Rat Bait Poisoning22 Jul 2021

During autumn and winter, we commonly see more problems with rat bait poisoning in our pets due to the increased usage of rat bait as the cooler weather brings rodents inside. This year is no exception and we have treated several cases of rat bait toxicity in dogs across all of our clinics. Rat bait is commonly used to control rodents but does carry risks to our pets especially dogs. Rat and mice traps are inexpensive and much safer than rat baits for our pets, and may be all that is needed in some situations.

If rat bait is to be used then care must be taken to place it in bait stations or well away from areas that your pets can access, with the remainder of the packet stored in a secure place. Bait blocks which can be secured in place are also a good option as this helps to prevent rodents from moving them around. Rat bait is made to be tasty for rodents so most dogs will also readily consume it. Most rat baits contain an anticoagulant which prevents the body from making clotting factors and results in haemorrhaging and death. This is the intended outcome for rodents but will also occur in our pets if a toxic dose of bait is ingested.

The severity of poisoning and level of bleeding depends on the type of bait, amount ingested and time since ingestion. Try to use shorter acting or 1st generation baits as these are considered safer (such as Racumin paste) though all baits are deadly to our pets.

Most baits contain a dye, generally a blue/green colour. If you notice this dye colour in or around your dog’s mouth or face or in your pets faeces then this is a sign they have ingested bait.

If your pet has been poisoned then we will need to know the active ingredient of the product so bring along the packet or alert our receptionists to the name of the product used. This allows us to identify the active ingredient and give effective treatment. We also need to know when the bait was ingested, how much was ingested and what symptoms your pet is showing.

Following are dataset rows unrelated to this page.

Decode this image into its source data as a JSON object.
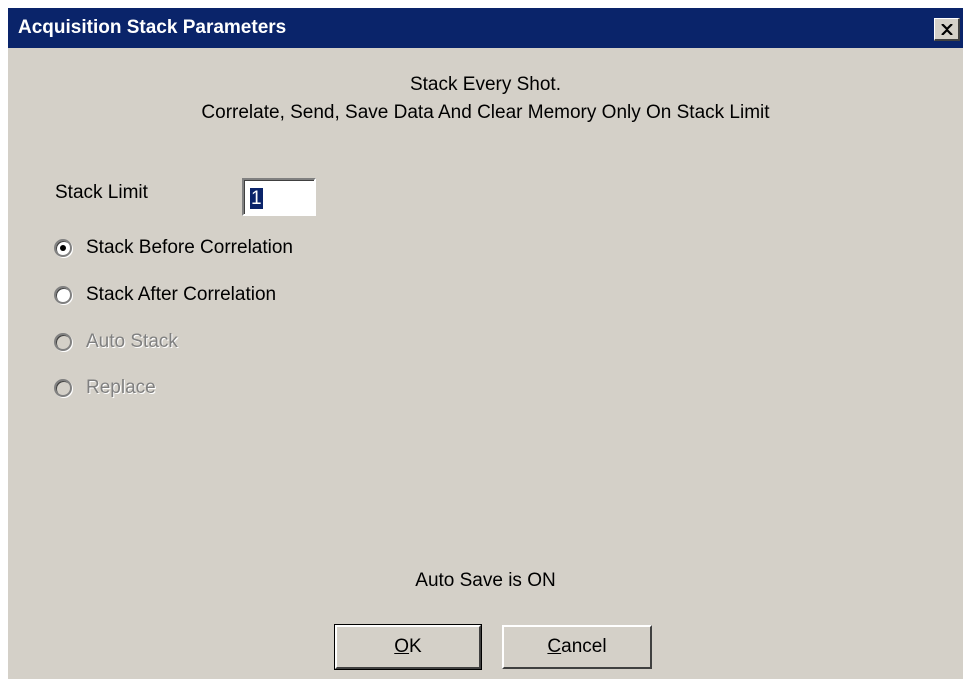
{
  "window": {
    "title": "Acquisition Stack Parameters"
  },
  "header": {
    "line1": "Stack Every Shot.",
    "line2": "Correlate, Send, Save Data And Clear Memory Only On Stack Limit"
  },
  "stack_limit": {
    "label": "Stack Limit",
    "value": "1"
  },
  "options": [
    {
      "label": "Stack Before Correlation",
      "checked": true,
      "enabled": true
    },
    {
      "label": "Stack After Correlation",
      "checked": false,
      "enabled": true
    },
    {
      "label": "Auto Stack",
      "checked": false,
      "enabled": false
    },
    {
      "label": "Replace",
      "checked": false,
      "enabled": false
    }
  ],
  "status": {
    "auto_save": "Auto Save is ON"
  },
  "buttons": {
    "ok_mnemonic": "O",
    "ok_rest": "K",
    "cancel_mnemonic": "C",
    "cancel_rest": "ancel"
  },
  "icons": {
    "close": "close-icon"
  },
  "colors": {
    "titlebar": "#0a246a",
    "face": "#d4d0c8",
    "disabled_text": "#808080"
  }
}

The sooner we see your pet the better the prognosis for recovery. Treatment can be intensive and may include decontamination, blood testing, Vitamin K1 therapy and if required a blood transfusion.